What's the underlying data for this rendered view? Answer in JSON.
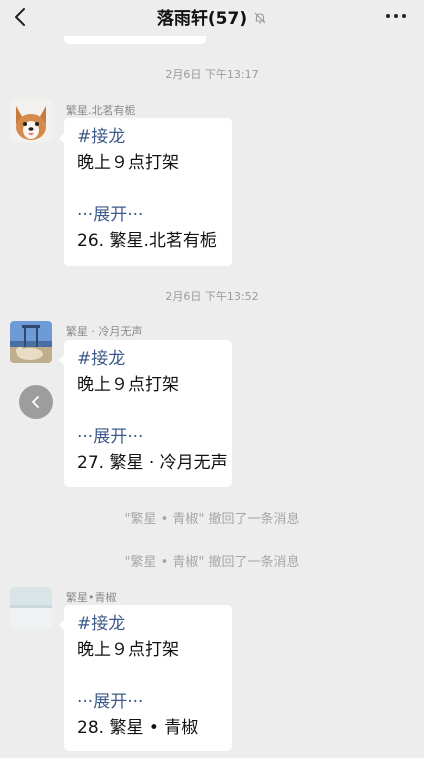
{
  "header": {
    "title": "落雨轩(57)"
  },
  "messages": [
    {
      "timestamp": "2月6日 下午13:17",
      "sender": "繁星.北茗有栀",
      "tag": "#接龙",
      "body": "晚上９点打架",
      "expand": "···展开···",
      "entry": "26. 繁星.北茗有栀"
    },
    {
      "timestamp": "2月6日 下午13:52",
      "sender": "繁星 · 冷月无声",
      "tag": "#接龙",
      "body": "晚上９点打架",
      "expand": "···展开···",
      "entry": "27. 繁星 · 冷月无声"
    },
    {
      "sender": "繁星•青椒",
      "tag": "#接龙",
      "body": "晚上９点打架",
      "expand": "···展开···",
      "entry": "28. 繁星 • 青椒"
    }
  ],
  "recall_notices": [
    "\"繁星 • 青椒\" 撤回了一条消息",
    "\"繁星 • 青椒\" 撤回了一条消息"
  ]
}
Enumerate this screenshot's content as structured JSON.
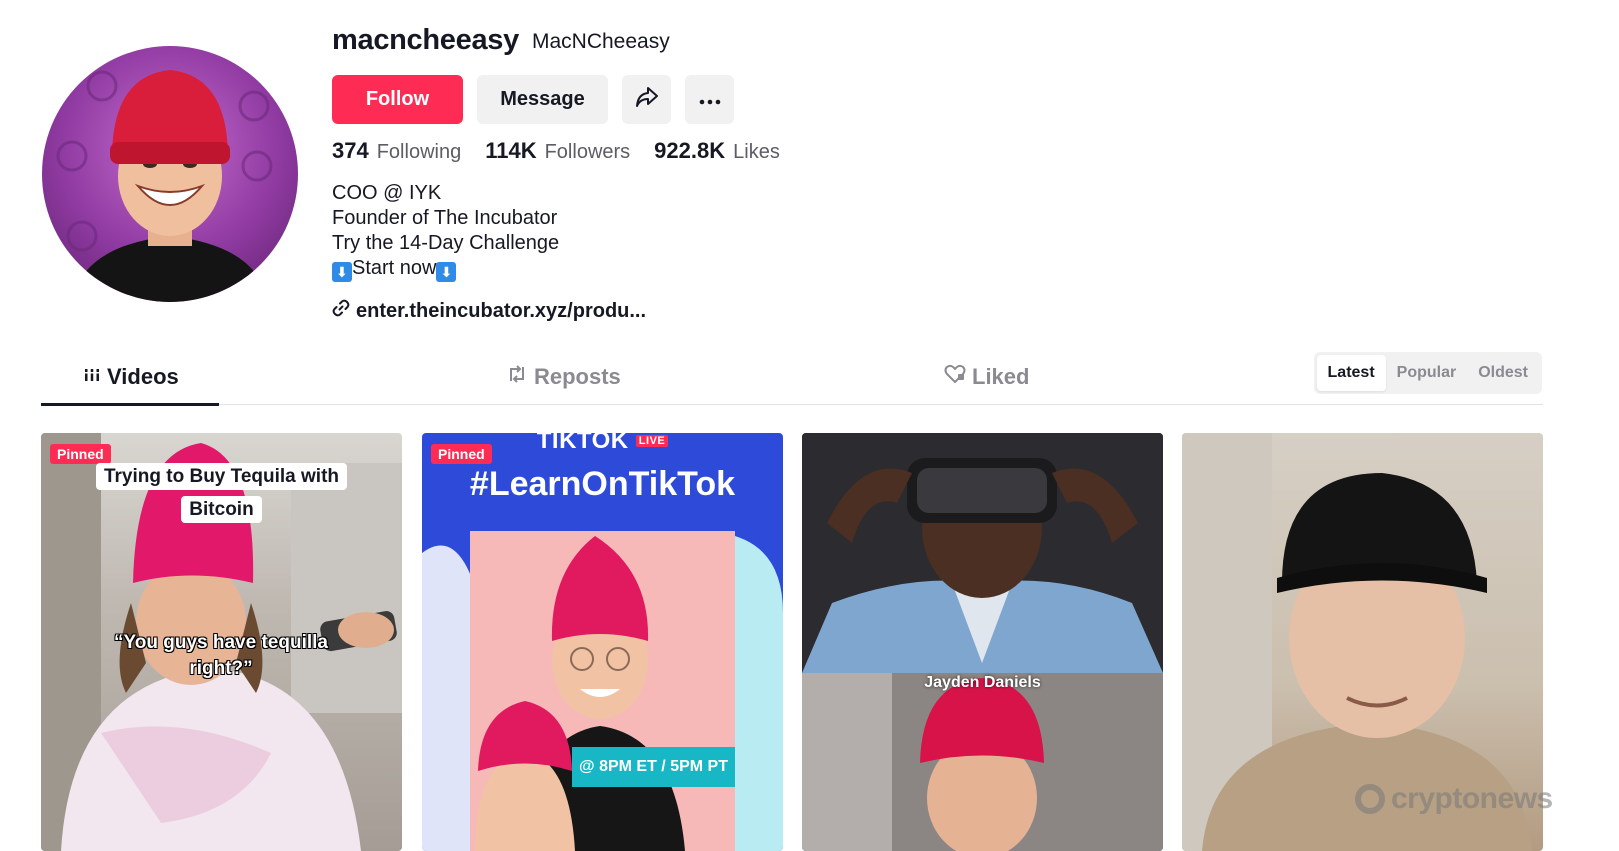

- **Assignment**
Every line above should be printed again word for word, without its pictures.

- **Problem solution**
What's the underlying data for this rendered view? Answer in JSON.
{
  "header": {
    "title": "落雨轩(57)"
  },
  "messages": [
    {
      "timestamp": "2月6日 下午13:17",
      "sender": "繁星.北茗有栀",
      "tag": "#接龙",
      "body": "晚上９点打架",
      "expand": "···展开···",
      "entry": "26. 繁星.北茗有栀"
    },
    {
      "timestamp": "2月6日 下午13:52",
      "sender": "繁星 · 冷月无声",
      "tag": "#接龙",
      "body": "晚上９点打架",
      "expand": "···展开···",
      "entry": "27. 繁星 · 冷月无声"
    },
    {
      "sender": "繁星•青椒",
      "tag": "#接龙",
      "body": "晚上９点打架",
      "expand": "···展开···",
      "entry": "28. 繁星 • 青椒"
    }
  ],
  "recall_notices": [
    "\"繁星 • 青椒\" 撤回了一条消息",
    "\"繁星 • 青椒\" 撤回了一条消息"
  ]
}
Enumerate this screenshot's content as structured JSON.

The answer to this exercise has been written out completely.